Ethical and Public Health Implications of Under-counting Violent Crime

By S. Van McCrary, Health Law & Policy Institute

There is increasing skepticism among experts about the latest federal statistics indicating another drop in violent crime. Some criminologists report that the most recent crime figures may be misleading because of significant under-counting by police who are downgrading crimes to lesser offenses. These criminologists attribute much of this under-counting to the increased pressure to keep the crime numbers low.

In a recent story on National Public Radio, a young New Orleans woman described an incident in which she was awakened in bed at 2:00 a.m. by an intruder straddling her and trying to rape her. During a struggle, the woman was stabbed 12 times. Most criminologists and crime data experts believe such an incident should be classified as an attempted rape and aggravated assault, which would be reportable to the F.B.I. as a major crime. Instead, the New Orleans police recorded the event as an aggravated burglary, a lower category of crime. The story also suggests a trend--that dozens of serious crimes in New Orleans were downgraded in such a manner. In addition, high level police officials in New York, Boca Raton, Philadelphia, Atlanta, and other cities recently have been criticized, demoted, or transferred for such "creative crime counting." A former New York City policeman, now a criminologist, commented that during his time in the police force many incidents were routinely misclassified as lower level crimes in order to keep the crime statistics down. Another problem that also contributes to the problem of under-reporting of criminal acts is the failure of many citizens to report incidents in which they were victimized.

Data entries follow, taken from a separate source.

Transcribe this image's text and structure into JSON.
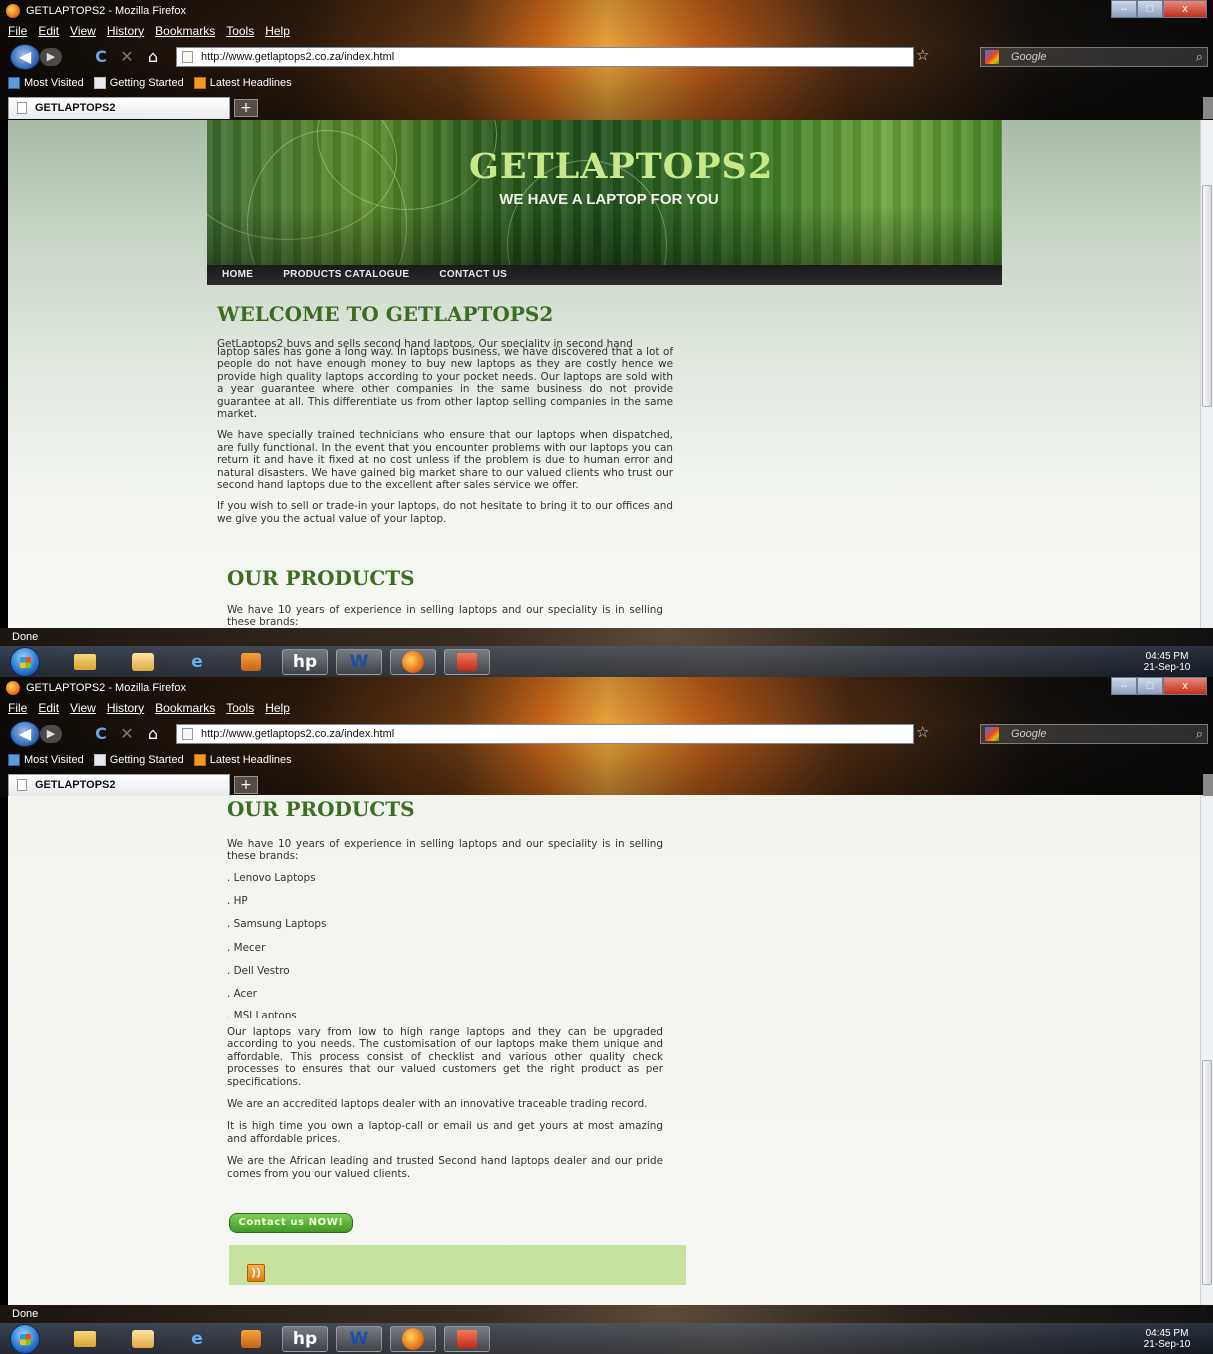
{
  "window": {
    "title": "GETLAPTOPS2 - Mozilla Firefox",
    "buttons": {
      "minimize": "–",
      "maximize": "□",
      "close": "x"
    }
  },
  "menu": [
    "File",
    "Edit",
    "View",
    "History",
    "Bookmarks",
    "Tools",
    "Help"
  ],
  "toolbar": {
    "url": "http://www.getlaptops2.co.za/index.html",
    "search_placeholder": "Google",
    "back_glyph": "◀",
    "forward_glyph": "▶",
    "reload_glyph": "C",
    "stop_glyph": "✕",
    "home_glyph": "⌂",
    "star_glyph": "☆",
    "search_glyph": "⌕"
  },
  "bookmarks": [
    "Most Visited",
    "Getting Started",
    "Latest Headlines"
  ],
  "tabs": [
    {
      "label": "GETLAPTOPS2"
    }
  ],
  "newtab_label": "+",
  "site": {
    "title": "GETLAPTOPS2",
    "tagline": "WE HAVE A LAPTOP FOR YOU",
    "nav": [
      "HOME",
      "PRODUCTS CATALOGUE",
      "CONTACT US"
    ],
    "welcome_heading": "WELCOME TO GETLAPTOPS2",
    "intro_clipped_line": "GetLaptops2 buys and sells second hand laptops. Our speciality in second hand",
    "intro_p1": "laptop sales has gone a long way. In laptops business, we have discovered that a lot of people do not have enough money to buy new laptops as they are costly hence we provide high quality laptops according to your pocket needs. Our laptops are sold with a year guarantee where other companies in the same business do not provide guarantee at all. This differentiate us from other laptop selling companies in the same market.",
    "intro_p2": "We have specially trained technicians who ensure that our laptops when dispatched, are fully functional. In the event that you encounter problems with our laptops you can return it and have it fixed at no cost unless if the problem is due to human error and natural disasters. We have gained big market share to our valued clients who trust our second hand laptops due to the excellent after sales service we offer.",
    "intro_p3": "If you wish to sell or trade-in your laptops, do not hesitate to bring it to our offices and we give you the actual value of your laptop.",
    "products_heading": "OUR PRODUCTS",
    "products_intro": "We have 10 years of experience in selling laptops and our speciality is in selling these brands:",
    "brands": [
      ". Lenovo Laptops",
      ". HP",
      ". Samsung Laptops",
      ". Mecer",
      ". Dell Vestro",
      ". Acer"
    ],
    "brand_clipped": ". MSI Laptops",
    "products_p1": "Our laptops vary from low to high range laptops and they can be upgraded according to you needs. The customisation of our laptops make them unique and affordable. This process consist of checklist and various other quality check processes to ensures that our valued customers get the right product as per specifications.",
    "products_p2": "We are an accredited laptops dealer with an innovative traceable trading record.",
    "products_p3": "It is high time you own a laptop-call or email us and get yours at most amazing and affordable prices.",
    "products_p4": "We are the African leading and trusted Second hand laptops dealer and our pride comes from you our valued clients.",
    "contact_button": "Contact us NOW!",
    "rss_glyph": "))"
  },
  "status": "Done",
  "clock": {
    "time": "04:45 PM",
    "date": "21-Sep-10"
  },
  "taskbar_glyphs": {
    "hp": "hp",
    "word": "W",
    "ie": "e"
  },
  "colors": {
    "heading_green": "#3d6d22",
    "banner_title": "#c9e88a",
    "button_green": "#3f9a22",
    "footer_green": "#c6e29c"
  }
}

Ethical issues are raised by this phenomenon. In many jurisdictions, promotions and pay raises for law enforcement officers are based on crime numbers--that is, how effective have law enforcement authorities been in suppressing crime. This structure creates obvious incentives for authorities to manipulate the figures to make the crime profile more favorable in their area of responsibility than in other similar areas. The ethical impact of such financial incentives can be argued to be negative in terms of compromised integrity of law enforcement authorities. Yet, paradoxically, a primary and legitimate goal of law enforcement is the reduction of crime. This sets up a difficult and complex situation where incentives to reduce crime may have the unintended consequences of only reducing reported crime. Removing such financial incentives may be one way to reduce the problem of under-counting, but a questions remains whether lowered financial incentives will reduce the personal incentive to fight crime among officers. Ways should be explored to reduce direct financial incentives to under-count crime while maintaining the motivation and overall effectiveness of law enforcement personnel and institutions. One way to achieve such a result might be to upgrade the pay scale for all law enforcement officers and disconnect promotions from reductions in reportable crimes. If law enforcement officers are adequately paid initially, there may be less need for financial incentives. Such a change might have the dual effect of maintaining a high level of motivation, while improving the accuracy of crime statistics.

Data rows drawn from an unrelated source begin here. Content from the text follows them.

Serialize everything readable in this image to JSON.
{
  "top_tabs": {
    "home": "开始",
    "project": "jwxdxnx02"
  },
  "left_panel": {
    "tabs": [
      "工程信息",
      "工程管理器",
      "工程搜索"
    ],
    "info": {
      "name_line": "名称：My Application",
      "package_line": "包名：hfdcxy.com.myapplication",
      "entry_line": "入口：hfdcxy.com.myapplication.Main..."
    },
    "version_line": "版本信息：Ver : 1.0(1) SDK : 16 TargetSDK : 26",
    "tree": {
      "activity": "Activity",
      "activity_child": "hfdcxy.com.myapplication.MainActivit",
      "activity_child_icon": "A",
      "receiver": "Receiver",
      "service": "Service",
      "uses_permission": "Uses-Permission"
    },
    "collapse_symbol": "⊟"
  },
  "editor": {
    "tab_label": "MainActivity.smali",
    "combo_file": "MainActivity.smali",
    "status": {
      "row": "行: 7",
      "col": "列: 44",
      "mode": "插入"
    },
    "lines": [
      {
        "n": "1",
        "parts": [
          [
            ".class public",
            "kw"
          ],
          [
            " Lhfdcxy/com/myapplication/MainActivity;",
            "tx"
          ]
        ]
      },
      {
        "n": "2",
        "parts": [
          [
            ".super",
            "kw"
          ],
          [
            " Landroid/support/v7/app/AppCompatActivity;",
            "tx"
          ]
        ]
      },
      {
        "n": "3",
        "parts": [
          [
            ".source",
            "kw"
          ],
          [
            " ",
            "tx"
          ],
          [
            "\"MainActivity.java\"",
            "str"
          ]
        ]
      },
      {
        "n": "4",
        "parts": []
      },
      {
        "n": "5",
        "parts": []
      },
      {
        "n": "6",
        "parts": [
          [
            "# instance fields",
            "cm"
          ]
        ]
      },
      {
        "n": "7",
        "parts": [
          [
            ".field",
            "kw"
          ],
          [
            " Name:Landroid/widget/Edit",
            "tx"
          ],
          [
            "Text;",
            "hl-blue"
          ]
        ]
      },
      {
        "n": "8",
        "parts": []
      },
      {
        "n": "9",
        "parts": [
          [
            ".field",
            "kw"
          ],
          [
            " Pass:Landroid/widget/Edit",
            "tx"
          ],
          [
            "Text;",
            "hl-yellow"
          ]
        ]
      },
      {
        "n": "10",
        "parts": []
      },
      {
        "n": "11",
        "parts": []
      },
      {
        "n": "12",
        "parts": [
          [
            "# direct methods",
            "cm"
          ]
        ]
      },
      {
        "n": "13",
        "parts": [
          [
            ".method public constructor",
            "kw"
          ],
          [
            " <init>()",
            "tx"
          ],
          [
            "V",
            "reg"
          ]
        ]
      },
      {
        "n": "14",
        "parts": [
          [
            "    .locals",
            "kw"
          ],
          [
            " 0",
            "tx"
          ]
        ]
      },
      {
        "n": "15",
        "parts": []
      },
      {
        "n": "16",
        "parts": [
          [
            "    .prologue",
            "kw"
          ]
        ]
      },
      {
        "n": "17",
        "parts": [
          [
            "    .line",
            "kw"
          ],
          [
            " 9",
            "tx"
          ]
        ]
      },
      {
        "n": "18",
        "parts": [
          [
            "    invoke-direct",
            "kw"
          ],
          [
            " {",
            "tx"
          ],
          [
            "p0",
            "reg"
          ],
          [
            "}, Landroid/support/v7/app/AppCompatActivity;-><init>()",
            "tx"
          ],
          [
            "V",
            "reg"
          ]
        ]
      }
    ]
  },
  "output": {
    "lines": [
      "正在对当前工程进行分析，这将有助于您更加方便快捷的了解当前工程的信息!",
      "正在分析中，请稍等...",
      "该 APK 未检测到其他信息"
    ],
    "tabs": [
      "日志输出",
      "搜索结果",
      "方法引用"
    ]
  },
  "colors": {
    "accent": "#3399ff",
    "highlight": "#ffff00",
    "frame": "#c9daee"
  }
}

In 1995, the Health Law & Policy Institute issued a report entitled, Family Violence and the Health Care System in Texas. Among the findings of this report were the following: (1) violence in general is a severe problem with effects that transcend the impact on individual victims, for example having significant impact on both the health care and social services systems; (2) governmental responses to violence are often fragmented and uncoordinated; (3) large numbers of existing cases of violence currently are not being identified and reported; and (4) many important questions that might be asked about the patterns, distribution, causes, and contexts of violence cannot yet be answered with reasonable certainty because reliable information is limited in both quantity and quality.

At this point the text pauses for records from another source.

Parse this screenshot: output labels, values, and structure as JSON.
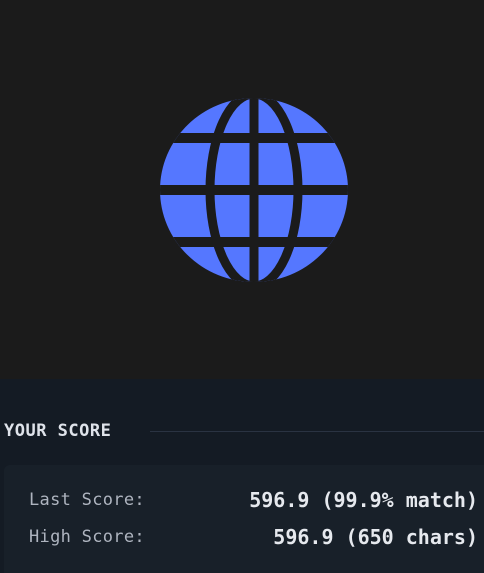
{
  "preview": {
    "icon": "globe-icon",
    "icon_color": "#5577ff",
    "background": "#1b1b1b"
  },
  "score": {
    "heading": "YOUR SCORE",
    "last_label": "Last Score:",
    "last_value": "596.9 (99.9% match)",
    "high_label": "High Score:",
    "high_value": "596.9 (650 chars)"
  }
}
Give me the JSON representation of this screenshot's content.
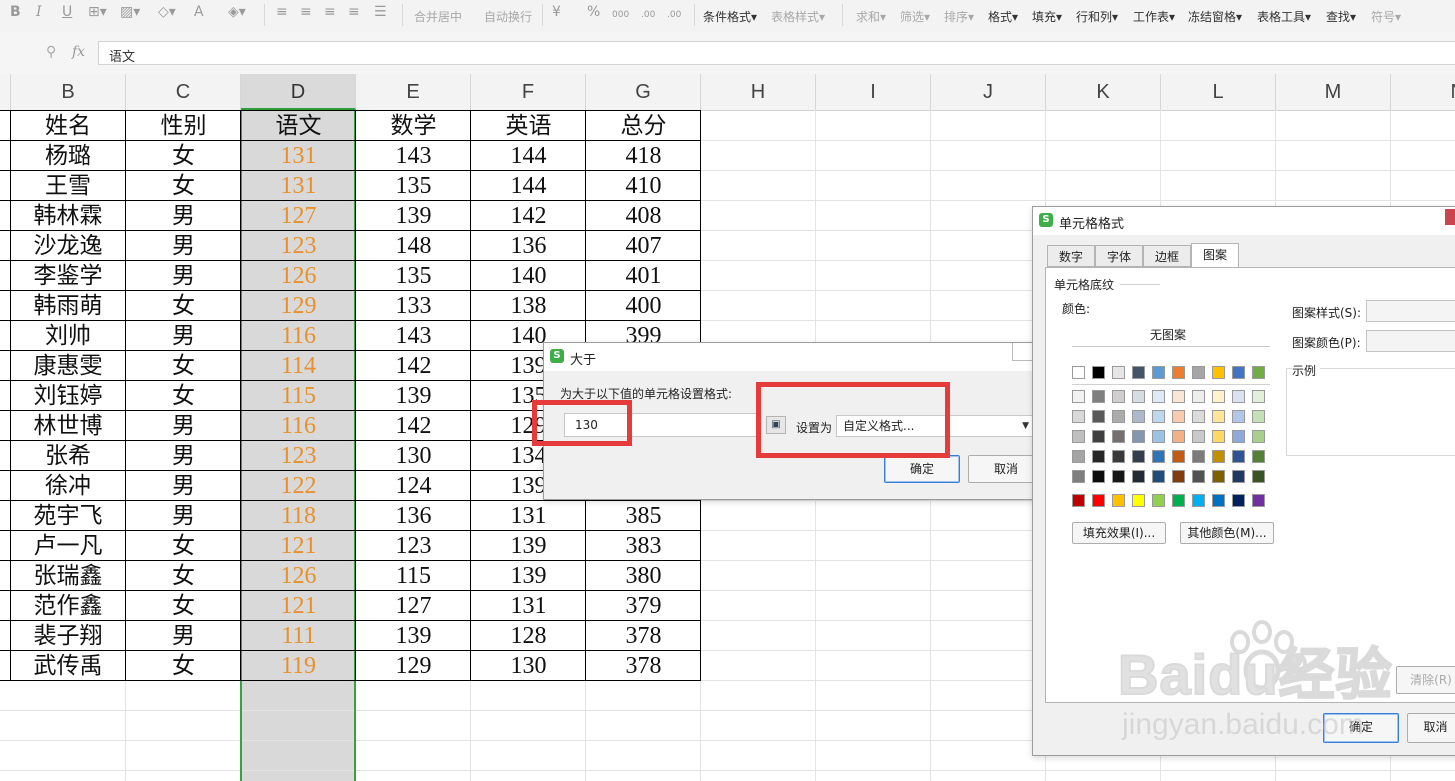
{
  "toolbar": {
    "merge_center": "合并居中",
    "auto_wrap": "自动换行",
    "conditional_format": "条件格式",
    "table_style": "表格样式",
    "sum": "求和",
    "filter": "筛选",
    "sort": "排序",
    "format": "格式",
    "fill": "填充",
    "row_col": "行和列",
    "worksheet": "工作表",
    "freeze": "冻结窗格",
    "table_tools": "表格工具",
    "find": "查找",
    "symbol": "符号",
    "bold": "B",
    "italic": "I",
    "underline": "U",
    "percent": "%",
    "font_color": "A",
    "inc_decimal": ".00",
    "dec_decimal": ".00",
    "thousands": "000",
    "currency": "¥"
  },
  "formula_bar": {
    "fx": "fx",
    "value": "语文"
  },
  "columns": [
    "B",
    "C",
    "D",
    "E",
    "F",
    "G",
    "H",
    "I",
    "J",
    "K",
    "L",
    "M",
    "N"
  ],
  "table": {
    "headers": [
      "姓名",
      "性别",
      "语文",
      "数学",
      "英语",
      "总分"
    ],
    "rows": [
      [
        "杨璐",
        "女",
        "131",
        "143",
        "144",
        "418"
      ],
      [
        "王雪",
        "女",
        "131",
        "135",
        "144",
        "410"
      ],
      [
        "韩林霖",
        "男",
        "127",
        "139",
        "142",
        "408"
      ],
      [
        "沙龙逸",
        "男",
        "123",
        "148",
        "136",
        "407"
      ],
      [
        "李鉴学",
        "男",
        "126",
        "135",
        "140",
        "401"
      ],
      [
        "韩雨萌",
        "女",
        "129",
        "133",
        "138",
        "400"
      ],
      [
        "刘帅",
        "男",
        "116",
        "143",
        "140",
        "399"
      ],
      [
        "康惠雯",
        "女",
        "114",
        "142",
        "139",
        ""
      ],
      [
        "刘钰婷",
        "女",
        "115",
        "139",
        "135",
        ""
      ],
      [
        "林世博",
        "男",
        "116",
        "142",
        "129",
        ""
      ],
      [
        "张希",
        "男",
        "123",
        "130",
        "134",
        ""
      ],
      [
        "徐冲",
        "男",
        "122",
        "124",
        "139",
        ""
      ],
      [
        "苑宇飞",
        "男",
        "118",
        "136",
        "131",
        "385"
      ],
      [
        "卢一凡",
        "女",
        "121",
        "123",
        "139",
        "383"
      ],
      [
        "张瑞鑫",
        "女",
        "126",
        "115",
        "139",
        "380"
      ],
      [
        "范作鑫",
        "女",
        "121",
        "127",
        "131",
        "379"
      ],
      [
        "裴子翔",
        "男",
        "111",
        "139",
        "128",
        "378"
      ],
      [
        "武传禹",
        "女",
        "119",
        "129",
        "130",
        "378"
      ]
    ]
  },
  "dialog_gt": {
    "title": "大于",
    "prompt": "为大于以下值的单元格设置格式:",
    "value": "130",
    "set_as_label": "设置为",
    "format_value": "自定义格式...",
    "ok": "确定",
    "cancel": "取消"
  },
  "dialog_format": {
    "title": "单元格格式",
    "tabs": [
      "数字",
      "字体",
      "边框",
      "图案"
    ],
    "active_tab": "图案",
    "group_label": "单元格底纹",
    "color_label": "颜色:",
    "no_pattern": "无图案",
    "pattern_style_label": "图案样式(S):",
    "pattern_color_label": "图案颜色(P):",
    "example_label": "示例",
    "fill_effects": "填充效果(I)...",
    "more_colors": "其他颜色(M)...",
    "clear": "清除(R)",
    "ok": "确定",
    "cancel": "取消"
  },
  "palette": {
    "row1": [
      "#ffffff",
      "#000000",
      "#e7e6e6",
      "#44546a",
      "#5b9bd5",
      "#ed7d31",
      "#a5a5a5",
      "#ffc000",
      "#4472c4",
      "#70ad47"
    ],
    "row2": [
      "#f2f2f2",
      "#7f7f7f",
      "#d0cece",
      "#d6dce4",
      "#deebf6",
      "#fbe5d5",
      "#ededed",
      "#fff2cc",
      "#d9e2f3",
      "#e2efd9"
    ],
    "row3": [
      "#d8d8d8",
      "#595959",
      "#aeabab",
      "#adb9ca",
      "#bdd7ee",
      "#f7cbac",
      "#dbdbdb",
      "#fee599",
      "#b4c6e7",
      "#c5e0b3"
    ],
    "row4": [
      "#bfbfbf",
      "#3f3f3f",
      "#757070",
      "#8496b0",
      "#9cc3e5",
      "#f4b183",
      "#c9c9c9",
      "#ffd965",
      "#8eaadb",
      "#a8d08d"
    ],
    "row5": [
      "#a5a5a5",
      "#262626",
      "#3a3838",
      "#323f4f",
      "#2e75b5",
      "#c55a11",
      "#7b7b7b",
      "#bf9000",
      "#2f5496",
      "#538135"
    ],
    "row6": [
      "#7f7f7f",
      "#0c0c0c",
      "#171616",
      "#222a35",
      "#1e4e79",
      "#833c0b",
      "#525252",
      "#7f6000",
      "#1f3864",
      "#375623"
    ],
    "standard": [
      "#c00000",
      "#ff0000",
      "#ffc000",
      "#ffff00",
      "#92d050",
      "#00b050",
      "#00b0f0",
      "#0070c0",
      "#002060",
      "#7030a0"
    ]
  },
  "watermark": {
    "brand": "Baidu经验",
    "sub": "jingyan.baidu.com"
  }
}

The recent concerns in the N.P.R. story about under-counting of crime suggest that many of the problems identified in the H.L.P.I. report have not been ameliorated. The report noted that under-counting of incidents and other deficiencies in data analysis are serious barriers to prevention of violence. Multiple existing data collection systems, including information from the fields of criminal justice and health care, are inadequate to measure violent incidents accurately and completely; these systems are not coordinated and compatible with each other. There is substantial noncompliance with reporting requirements to existing data systems. Although criminal justice data are widely available, their focus on the perpetrator does not convey an adequate picture of the emotional or financial costs to the victim or society. Considering all these factors, such systematic under-counting of violent incidents has serious public health implications in the form of greater numbers of injuries due to violent crime and a reduced ability for health care institutions properly to plan for such injuries.